Brief → Each line of the listing below containing the word "icon" should be returned.

Given records →
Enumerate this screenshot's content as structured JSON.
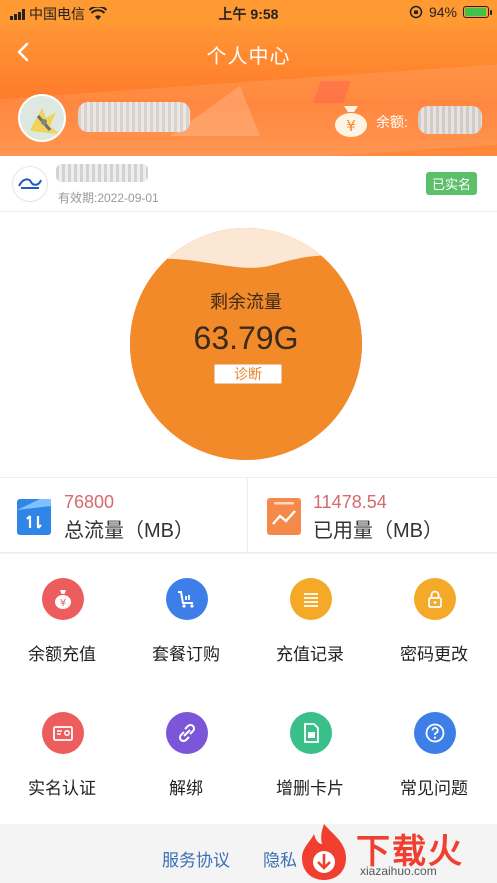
{
  "status_bar": {
    "carrier": "中国电信",
    "time": "上午 9:58",
    "battery": "94%",
    "battery_level": 0.94
  },
  "header": {
    "title": "个人中心",
    "balance_label": "余额:"
  },
  "account": {
    "validity": "有效期:2022-09-01",
    "badge": "已实名"
  },
  "gauge": {
    "label": "剩余流量",
    "value": "63.79G",
    "button": "诊断",
    "fill_fraction": 0.85
  },
  "stats": [
    {
      "value": "76800",
      "label": "总流量（MB）"
    },
    {
      "value": "11478.54",
      "label": "已用量（MB）"
    }
  ],
  "menu": [
    {
      "label": "余额充值",
      "icon": "money-bag-icon",
      "color": "#ee5d5d"
    },
    {
      "label": "套餐订购",
      "icon": "cart-icon",
      "color": "#3d7ee8"
    },
    {
      "label": "充值记录",
      "icon": "list-icon",
      "color": "#f4a928"
    },
    {
      "label": "密码更改",
      "icon": "lock-icon",
      "color": "#f4a928"
    },
    {
      "label": "实名认证",
      "icon": "id-card-icon",
      "color": "#ee5d5d"
    },
    {
      "label": "解绑",
      "icon": "unlink-icon",
      "color": "#7b56d9"
    },
    {
      "label": "增删卡片",
      "icon": "sim-card-icon",
      "color": "#3bbf8a"
    },
    {
      "label": "常见问题",
      "icon": "question-icon",
      "color": "#3d7ee8"
    }
  ],
  "footer": {
    "links": [
      "服务协议",
      "隐私"
    ]
  },
  "watermark": {
    "text": "下载火",
    "url": "xiazaihuo.com"
  },
  "colors": {
    "primary": "#ff7a2a",
    "gauge": "#f28a2a",
    "link": "#3b6fb6",
    "verified": "#5cc06a"
  }
}
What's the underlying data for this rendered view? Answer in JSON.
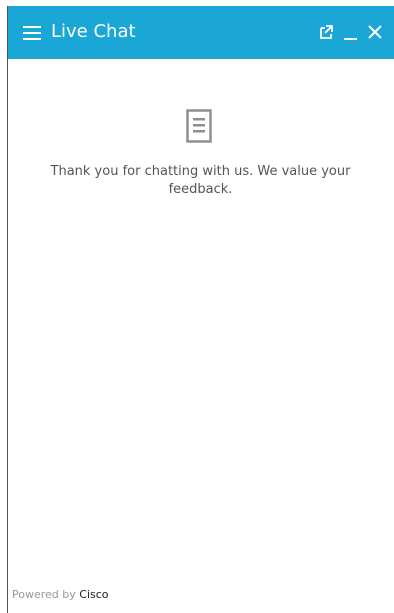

Response box →
      "icon": "money-bag-icon",
      "icon": "cart-icon",
      "icon": "list-icon",
      "icon": "lock-icon",
      "icon": "id-card-icon",
      "icon": "unlink-icon",
      "icon": "sim-card-icon",
      "icon": "question-icon",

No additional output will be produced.